The sex life of a bird is no simple thing
Sex is a heck of a thing in the animal kingdom. Species of birds, insects, mammals and fish have developed a whole bunch of strategies to get laid. From mating dances to beautiful plumage to carefully engineered bachelor pads, the birds have come up with all sorts ways to strut their stuff.
Wildlife junior Hannah LeWinter commented on how much effort birds put into reproducing. She remarked on the McGregor bowerbird’s tower—a three-foot-tall structure made of carefully placed twigs, attesting to the bird’s dedication.
“When we think of animals, we assume they do the basic things like mate and get food and make shelter, but they really do have complex [behaviors] too,” LeWinter said. “They make these intricate structures to impress females to say that they are the best suitors but those structures serve no purpose besides attracting a mate.”
Commitment to the craft is just the first step of courtship. The picky female bowerbird inspects her suitor’s structure, carefully judging sturdiness of the construction before joining the male on the forest floor. Then, the show really starts.
The male bowerbird possesses the ability to imitate sounds and begins a showcase of what he’s learned. His voice can emulate everything from birds and animals in the forest to the sounds of human civilization.
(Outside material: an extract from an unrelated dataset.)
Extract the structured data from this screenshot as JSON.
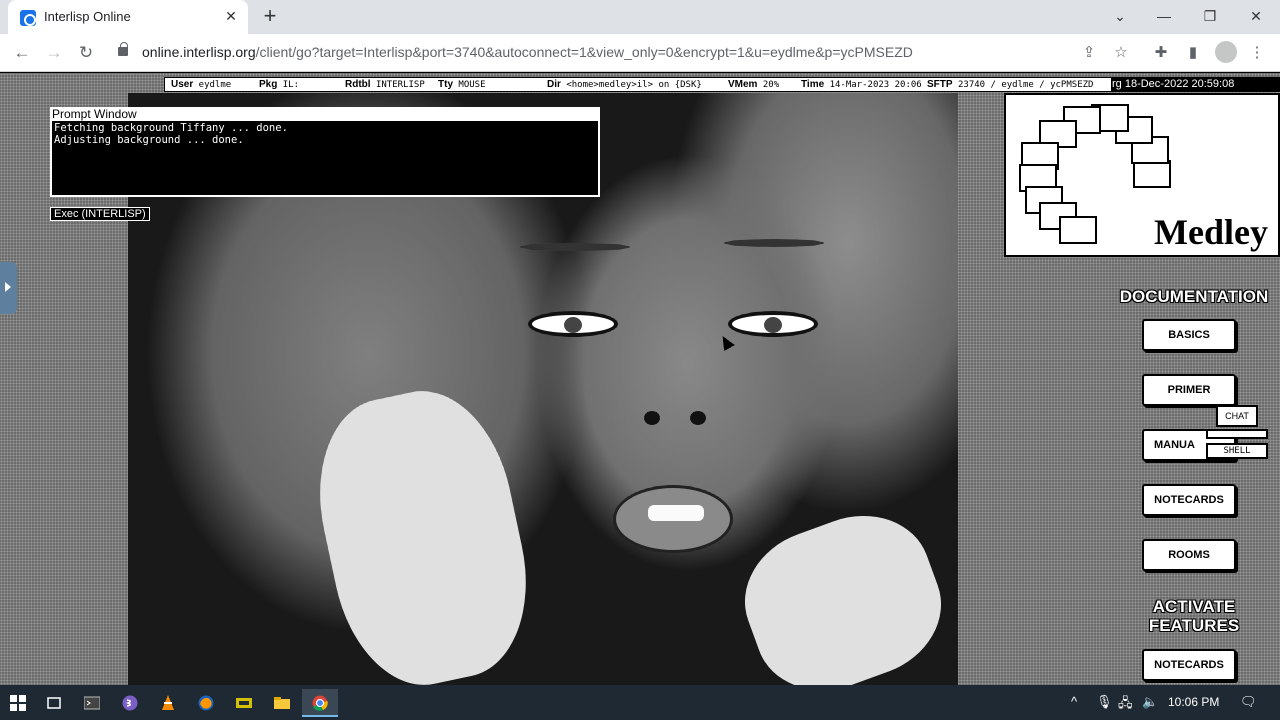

Once she’s satisfied with his performance, the male begins his dance. A chaotic shuffle from one side of his tower to the other, darting towards the female while flashing a bright orange haircut at her. Once he’s done with his groove, she submits and they do their thing.
“We like to think we’re the only people or the only species who do that,” LeWinter said. “We think of animalistic sex of doing it only because you need to reproduce, but there are these animals that create these gestures like a pebble or a structure or a dance.”
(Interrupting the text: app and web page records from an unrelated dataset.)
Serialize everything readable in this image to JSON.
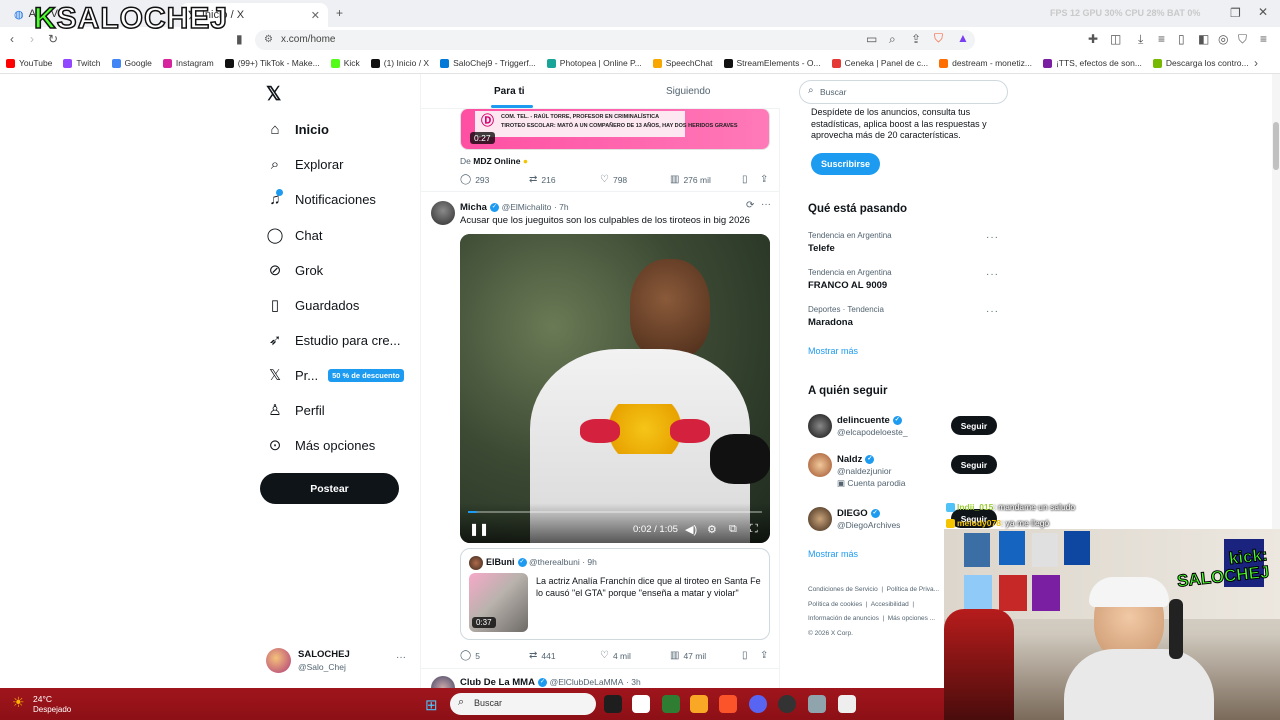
{
  "browser": {
    "tabs": [
      {
        "label": "Al... Ve..."
      },
      {
        "label": "Inicio / X"
      }
    ],
    "url": "x.com/home",
    "stats_overlay": "FPS 12   GPU 30%   CPU 28%   BAT 0%",
    "bookmarks": [
      {
        "label": "YouTube",
        "color": "#ff0000"
      },
      {
        "label": "Twitch",
        "color": "#9146ff"
      },
      {
        "label": "Google",
        "color": "#4285f4"
      },
      {
        "label": "Instagram",
        "color": "#d6249f"
      },
      {
        "label": "(99+) TikTok - Make...",
        "color": "#111111"
      },
      {
        "label": "Kick",
        "color": "#53fc18"
      },
      {
        "label": "(1) Inicio / X",
        "color": "#111111"
      },
      {
        "label": "SaloChej9 - Triggerf...",
        "color": "#0078d7"
      },
      {
        "label": "Photopea | Online P...",
        "color": "#18a497"
      },
      {
        "label": "SpeechChat",
        "color": "#f7a700"
      },
      {
        "label": "StreamElements - O...",
        "color": "#111111"
      },
      {
        "label": "Ceneka | Panel de c...",
        "color": "#e53935"
      },
      {
        "label": "destream - monetiz...",
        "color": "#ff6d00"
      },
      {
        "label": "¡TTS, efectos de son...",
        "color": "#7b1fa2"
      },
      {
        "label": "Descarga los contro...",
        "color": "#76b900"
      }
    ]
  },
  "streamer_logo": "SALOCHEJ",
  "nav": {
    "items": [
      {
        "label": "Inicio",
        "icon": "home-icon"
      },
      {
        "label": "Explorar",
        "icon": "search-icon"
      },
      {
        "label": "Notificaciones",
        "icon": "bell-icon"
      },
      {
        "label": "Chat",
        "icon": "chat-icon"
      },
      {
        "label": "Grok",
        "icon": "grok-icon"
      },
      {
        "label": "Guardados",
        "icon": "bookmark-icon"
      },
      {
        "label": "Estudio para cre...",
        "icon": "rocket-icon"
      },
      {
        "label": "Pr...",
        "icon": "x-logo-icon"
      },
      {
        "label": "Perfil",
        "icon": "person-icon"
      },
      {
        "label": "Más opciones",
        "icon": "more-icon"
      }
    ],
    "premium_badge": "50 % de descuento",
    "post_button": "Postear",
    "account": {
      "name": "SALOCHEJ",
      "handle": "@Salo_Chej"
    }
  },
  "feed": {
    "tabs": [
      {
        "label": "Para ti"
      },
      {
        "label": "Siguiendo"
      }
    ],
    "prev_tweet": {
      "video_duration": "0:27",
      "banner_line1": "COM. TEL. - RAÚL TORRE, PROFESOR EN CRIMINALÍSTICA",
      "banner_line2": "TIROTEO ESCOLAR: MATÓ A UN COMPAÑERO DE 13 AÑOS, HAY DOS HERIDOS GRAVES",
      "source_prefix": "De",
      "source": "MDZ Online",
      "replies": "293",
      "retweets": "216",
      "likes": "798",
      "views": "276 mil"
    },
    "tweet": {
      "name": "Micha",
      "handle": "@ElMichalito",
      "time": "· 7h",
      "text": "Acusar que los jueguitos son los culpables de los tiroteos in big 2026",
      "video_time": "0:02 / 1:05",
      "progress": 0.03,
      "quote": {
        "name": "ElBuni",
        "handle": "@therealbuni",
        "time": "· 9h",
        "text": "La actriz Analía Franchín dice que al tiroteo en Santa Fe lo causó \"el GTA\" porque \"enseña a matar y violar\"",
        "duration": "0:37"
      },
      "replies": "5",
      "retweets": "441",
      "likes": "4 mil",
      "views": "47 mil"
    },
    "next_tweet": {
      "name": "Club De La MMA",
      "handle": "@ElClubDeLaMMA",
      "time": "· 3h"
    }
  },
  "sidebar": {
    "search_placeholder": "Buscar",
    "premium_text": "Despídete de los anuncios, consulta tus estadísticas, aplica boost a las respuestas y aprovecha más de 20 características.",
    "subscribe": "Suscribirse",
    "trends_title": "Qué está pasando",
    "trends": [
      {
        "category": "Tendencia en Argentina",
        "name": "Telefe"
      },
      {
        "category": "Tendencia en Argentina",
        "name": "FRANCO AL 9009"
      },
      {
        "category": "Deportes · Tendencia",
        "name": "Maradona"
      }
    ],
    "show_more": "Mostrar más",
    "follow_title": "A quién seguir",
    "follow": [
      {
        "name": "delincuente",
        "handle": "@elcapodeloeste_",
        "extra": "",
        "button": "Seguir"
      },
      {
        "name": "Naldz",
        "handle": "@naldezjunior",
        "extra": "Cuenta parodia",
        "button": "Seguir"
      },
      {
        "name": "DIEGO",
        "handle": "@DiegoArchives",
        "extra": "",
        "button": "Seguir"
      }
    ],
    "show_more2": "Mostrar más",
    "footer": [
      "Condiciones de Servicio",
      "Política de Priva...",
      "Política de cookies",
      "Accesibilidad",
      "Información de anuncios",
      "Más opciones ...",
      "© 2026 X Corp."
    ]
  },
  "stream_chat": [
    {
      "user": "lndii_015",
      "msg": ": mandame un saludo"
    },
    {
      "user": "melody078",
      "msg": ": ya me llegó"
    }
  ],
  "webcam_logo": [
    "kick:",
    "SALOCHEJ"
  ],
  "taskbar": {
    "weather_temp": "24°C",
    "weather_desc": "Despejado",
    "search": "Buscar"
  }
}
The McGregor bowerbird works every year to maintain his tower, but there is no expectation in the species to mate with the same female every year. Jeff Black, a wildlife professor at HSU who studies birds, published a collaborative book with 20 other ornithologists titled “Partnerships in Birds: A Study in Monogamy.”
“We asked the question, ‘How special are bird partnerships or pair bond?'” Black said. “We asked, ‘How long do mates stay together?’ ‘Are they really faithful?’ ‘Do the faithful ones fare better than the ones that alternate and are less monogamous?'”
The answer: it depends. Black and his fellow ornithologists quantified bird fidelity on a sliding scale ranging to very faithful to not at all faithful. They also investigated the behaviors between social pairs—pairs who spend their time together raising the young, foraging and nesting together—and genetic, or mating pairs.
“Birds lay their eggs in a basket,” Black said. “When you look at all the 10,000 different types of birds, some birds even though they’re monogamous, when you look at their babies, the genes come from someone else.”
Faithfulness or lack there of may have a couple of purposes, although the hypotheses are not totally fleshed out. One hypothesis is that, if a female searches for a new male mate, she may be looking for a more fit male than her social partner, and engage in what Black called extra-pair copulation.
HSU River Ecologist Alison O’Dowd explained fitness is a measure of the ability for an individual to pass on their genes. Similar to natural selection, sexual selection is when a female looks for certain characteristics in their male partner, ranging from vibrant feathers to well constructed towers to perfectly executed dances.
Black endorsed fidelity in birds. He said in geese and swans for example, more faithful pairs are more likely to successfully reproduce. Their offspring are also more fit for when they’re looking for a mate of their own. There may be a case for faith yet.
“When you look at all the different studies, you can plot out how faithful they are,” Black said. “Swans are 100% faithful, the jays would be about in the middle and other species are just having sex everywhere.”